Media & information literacy
Technological advancement, namely, the development of Web 2 and social media has qualitatively altered a traditional understanding of media. Today, people have direct access to information sources; they may be creators as well as disseminators of media content and even more so, they are not required to have either special academic background or working experience in journalism.
The technological advancement has changed the power of control over the dissemination of information: traditional media no longer enjoys the monopoly on agenda setting, something that posed additional risks in the conditions of media ownership concentration. While the traditional media identifies, based on professional criteria, what information is important and worthy for society, citizens today are able to search information sources on the Internet and share that message which they deem proper themselves. These changes have resulted, on the one hand, in making the realm of information more pluralistic and accelerating the cycle of information, and on the other hand, in easing the spread of misinformation and hate speech.

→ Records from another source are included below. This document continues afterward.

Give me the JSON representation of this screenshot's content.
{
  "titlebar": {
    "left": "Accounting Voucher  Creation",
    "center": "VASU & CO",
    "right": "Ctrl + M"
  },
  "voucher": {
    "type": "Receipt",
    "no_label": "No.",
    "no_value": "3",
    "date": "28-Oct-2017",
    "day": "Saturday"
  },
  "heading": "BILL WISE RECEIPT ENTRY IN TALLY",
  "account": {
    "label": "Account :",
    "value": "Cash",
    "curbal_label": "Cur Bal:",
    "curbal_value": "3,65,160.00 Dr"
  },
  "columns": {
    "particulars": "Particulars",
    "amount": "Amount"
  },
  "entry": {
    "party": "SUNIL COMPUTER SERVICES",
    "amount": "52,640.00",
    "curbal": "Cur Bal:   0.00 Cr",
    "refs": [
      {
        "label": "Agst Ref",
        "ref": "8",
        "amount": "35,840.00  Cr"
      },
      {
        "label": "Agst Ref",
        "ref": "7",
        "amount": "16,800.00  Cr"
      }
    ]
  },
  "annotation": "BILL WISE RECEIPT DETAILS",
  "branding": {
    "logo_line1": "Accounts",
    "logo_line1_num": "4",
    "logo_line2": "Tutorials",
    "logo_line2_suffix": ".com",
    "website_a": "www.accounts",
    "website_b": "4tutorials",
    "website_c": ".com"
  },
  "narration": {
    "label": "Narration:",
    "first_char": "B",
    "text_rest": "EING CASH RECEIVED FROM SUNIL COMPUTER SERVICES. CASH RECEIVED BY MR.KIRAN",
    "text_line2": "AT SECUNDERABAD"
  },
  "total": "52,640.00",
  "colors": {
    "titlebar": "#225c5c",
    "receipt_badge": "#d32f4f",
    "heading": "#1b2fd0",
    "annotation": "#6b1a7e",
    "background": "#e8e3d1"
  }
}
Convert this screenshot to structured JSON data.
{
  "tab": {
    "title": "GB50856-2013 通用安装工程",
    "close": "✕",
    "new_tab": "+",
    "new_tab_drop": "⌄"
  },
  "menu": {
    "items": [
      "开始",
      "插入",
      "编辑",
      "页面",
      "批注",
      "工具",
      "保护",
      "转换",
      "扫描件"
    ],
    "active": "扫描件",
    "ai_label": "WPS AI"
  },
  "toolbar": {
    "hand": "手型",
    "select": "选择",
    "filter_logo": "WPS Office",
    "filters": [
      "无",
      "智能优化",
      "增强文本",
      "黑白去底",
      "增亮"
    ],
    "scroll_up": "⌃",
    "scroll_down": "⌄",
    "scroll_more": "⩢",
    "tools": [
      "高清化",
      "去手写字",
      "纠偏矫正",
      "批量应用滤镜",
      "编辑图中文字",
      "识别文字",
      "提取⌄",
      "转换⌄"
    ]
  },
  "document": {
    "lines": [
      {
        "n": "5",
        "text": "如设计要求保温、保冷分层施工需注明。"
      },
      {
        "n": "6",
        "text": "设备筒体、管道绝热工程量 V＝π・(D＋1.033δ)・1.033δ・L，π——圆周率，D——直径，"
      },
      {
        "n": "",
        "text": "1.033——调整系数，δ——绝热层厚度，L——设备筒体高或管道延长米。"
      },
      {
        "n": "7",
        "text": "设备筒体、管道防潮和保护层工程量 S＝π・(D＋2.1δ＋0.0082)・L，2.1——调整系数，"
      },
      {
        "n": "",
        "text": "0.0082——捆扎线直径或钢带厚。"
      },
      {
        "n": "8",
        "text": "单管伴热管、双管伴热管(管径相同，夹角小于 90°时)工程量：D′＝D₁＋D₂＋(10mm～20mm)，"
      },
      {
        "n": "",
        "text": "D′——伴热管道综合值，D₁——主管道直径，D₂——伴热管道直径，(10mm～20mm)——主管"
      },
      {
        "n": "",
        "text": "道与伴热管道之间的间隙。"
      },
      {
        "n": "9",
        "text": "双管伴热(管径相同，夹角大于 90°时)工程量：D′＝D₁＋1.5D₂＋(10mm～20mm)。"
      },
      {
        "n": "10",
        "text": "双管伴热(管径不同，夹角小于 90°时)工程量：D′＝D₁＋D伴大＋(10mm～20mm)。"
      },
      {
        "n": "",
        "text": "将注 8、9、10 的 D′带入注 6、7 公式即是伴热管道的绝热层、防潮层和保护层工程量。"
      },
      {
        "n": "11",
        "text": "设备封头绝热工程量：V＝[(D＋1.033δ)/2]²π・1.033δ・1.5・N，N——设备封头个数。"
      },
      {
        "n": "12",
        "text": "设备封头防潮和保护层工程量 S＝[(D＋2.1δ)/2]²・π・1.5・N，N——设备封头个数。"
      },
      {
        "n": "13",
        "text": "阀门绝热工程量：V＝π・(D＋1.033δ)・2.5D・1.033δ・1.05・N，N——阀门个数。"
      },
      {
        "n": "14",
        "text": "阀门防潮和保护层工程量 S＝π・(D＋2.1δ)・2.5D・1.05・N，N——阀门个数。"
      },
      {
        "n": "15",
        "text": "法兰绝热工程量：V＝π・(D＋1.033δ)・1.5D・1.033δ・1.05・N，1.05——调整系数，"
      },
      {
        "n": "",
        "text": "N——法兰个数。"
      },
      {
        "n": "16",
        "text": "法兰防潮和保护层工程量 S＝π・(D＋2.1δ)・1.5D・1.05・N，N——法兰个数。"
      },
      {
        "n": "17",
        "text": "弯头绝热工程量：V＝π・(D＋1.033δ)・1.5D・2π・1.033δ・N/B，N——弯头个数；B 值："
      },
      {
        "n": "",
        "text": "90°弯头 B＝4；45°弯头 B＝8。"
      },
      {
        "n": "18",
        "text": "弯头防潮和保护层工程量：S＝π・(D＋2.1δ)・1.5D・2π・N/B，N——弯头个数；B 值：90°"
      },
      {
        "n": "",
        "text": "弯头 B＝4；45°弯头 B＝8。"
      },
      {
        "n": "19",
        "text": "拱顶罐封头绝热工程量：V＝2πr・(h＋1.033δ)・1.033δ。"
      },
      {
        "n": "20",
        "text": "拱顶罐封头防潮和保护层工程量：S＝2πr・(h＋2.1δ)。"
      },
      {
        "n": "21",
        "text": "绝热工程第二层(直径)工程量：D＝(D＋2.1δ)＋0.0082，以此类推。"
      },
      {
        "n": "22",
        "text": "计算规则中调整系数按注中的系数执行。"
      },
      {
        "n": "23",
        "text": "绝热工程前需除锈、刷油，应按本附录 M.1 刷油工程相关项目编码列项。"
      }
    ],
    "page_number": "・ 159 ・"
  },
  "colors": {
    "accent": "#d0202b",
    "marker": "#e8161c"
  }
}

To overcome existing challenges it is important to develop media and information literacy skills which, using all forms of communication, include the following components:
- Accessing media,
- Analyzing media,
- Evaluating of media,
- Creating media content,
Media and information literacy is the skill of using all types of media comprehensively and evaluating media content critically, while a critical reasoning is the skill of analyzing facts and evidence in an objective, rational, skeptical and impartial manner.
The United Nation’s Educational, Scientific and Cultural Organization (UNESCO) views the media and information literacy in the context of equality and human rights and places emphasis on the necessity to ensure equal access to information and knowledge and promote free, independent and pluralistic media and information systems.
UNESCO's 5 Laws on Media and Information Literacy
UNESCO suggests the following Five Laws of Media and Information Literacy. They are: